== Given information ==
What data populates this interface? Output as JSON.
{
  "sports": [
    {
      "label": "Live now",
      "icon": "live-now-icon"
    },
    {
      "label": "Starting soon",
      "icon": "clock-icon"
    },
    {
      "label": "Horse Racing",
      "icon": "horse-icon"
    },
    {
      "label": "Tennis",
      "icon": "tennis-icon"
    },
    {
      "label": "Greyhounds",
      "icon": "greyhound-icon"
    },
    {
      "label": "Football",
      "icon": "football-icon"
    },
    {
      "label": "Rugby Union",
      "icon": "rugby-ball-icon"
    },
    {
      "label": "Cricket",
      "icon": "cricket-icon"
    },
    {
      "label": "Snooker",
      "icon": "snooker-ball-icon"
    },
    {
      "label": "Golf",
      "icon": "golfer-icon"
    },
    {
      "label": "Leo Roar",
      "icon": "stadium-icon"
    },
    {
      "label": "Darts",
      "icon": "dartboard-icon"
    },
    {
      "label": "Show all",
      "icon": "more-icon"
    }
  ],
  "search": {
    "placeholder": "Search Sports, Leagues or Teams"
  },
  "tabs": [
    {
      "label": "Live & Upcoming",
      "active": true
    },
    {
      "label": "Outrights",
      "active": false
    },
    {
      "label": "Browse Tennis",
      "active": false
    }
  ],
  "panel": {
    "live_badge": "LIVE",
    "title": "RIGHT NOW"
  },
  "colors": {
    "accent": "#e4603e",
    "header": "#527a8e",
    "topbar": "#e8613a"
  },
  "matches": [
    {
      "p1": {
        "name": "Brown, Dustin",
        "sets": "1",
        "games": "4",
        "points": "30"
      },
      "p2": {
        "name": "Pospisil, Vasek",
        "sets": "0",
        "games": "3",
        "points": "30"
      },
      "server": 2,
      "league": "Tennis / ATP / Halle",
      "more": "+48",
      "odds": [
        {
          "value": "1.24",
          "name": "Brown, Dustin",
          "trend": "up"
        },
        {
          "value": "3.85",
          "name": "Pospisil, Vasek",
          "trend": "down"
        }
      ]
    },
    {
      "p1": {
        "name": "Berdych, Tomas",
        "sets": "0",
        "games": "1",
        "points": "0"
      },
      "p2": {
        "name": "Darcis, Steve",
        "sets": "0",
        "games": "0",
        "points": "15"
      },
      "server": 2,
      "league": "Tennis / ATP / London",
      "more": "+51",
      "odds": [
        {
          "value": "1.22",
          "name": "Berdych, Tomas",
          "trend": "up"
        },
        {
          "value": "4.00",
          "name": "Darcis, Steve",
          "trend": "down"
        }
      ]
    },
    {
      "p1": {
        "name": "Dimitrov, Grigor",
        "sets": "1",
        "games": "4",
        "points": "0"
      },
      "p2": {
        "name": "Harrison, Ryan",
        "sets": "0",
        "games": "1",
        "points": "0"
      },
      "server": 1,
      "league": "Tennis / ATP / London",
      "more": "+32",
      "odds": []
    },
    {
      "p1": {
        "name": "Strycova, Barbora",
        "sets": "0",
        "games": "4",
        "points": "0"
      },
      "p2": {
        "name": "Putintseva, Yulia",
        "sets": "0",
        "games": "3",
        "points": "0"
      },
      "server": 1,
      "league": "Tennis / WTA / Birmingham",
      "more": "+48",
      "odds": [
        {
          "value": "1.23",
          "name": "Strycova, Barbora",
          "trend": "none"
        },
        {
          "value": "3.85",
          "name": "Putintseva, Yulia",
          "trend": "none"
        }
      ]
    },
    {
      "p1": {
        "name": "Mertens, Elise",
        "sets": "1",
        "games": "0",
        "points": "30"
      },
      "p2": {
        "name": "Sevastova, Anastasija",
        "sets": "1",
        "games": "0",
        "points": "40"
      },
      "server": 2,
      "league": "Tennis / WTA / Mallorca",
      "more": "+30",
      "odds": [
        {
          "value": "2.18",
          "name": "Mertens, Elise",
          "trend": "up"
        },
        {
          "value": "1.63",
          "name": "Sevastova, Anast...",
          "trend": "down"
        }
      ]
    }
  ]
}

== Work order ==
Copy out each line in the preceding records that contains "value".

== Response for this exercise ==
          "value": "1.24",
          "value": "3.85",
          "value": "1.22",
          "value": "4.00",
          "value": "1.23",
          "value": "3.85",
          "value": "2.18",
          "value": "1.63",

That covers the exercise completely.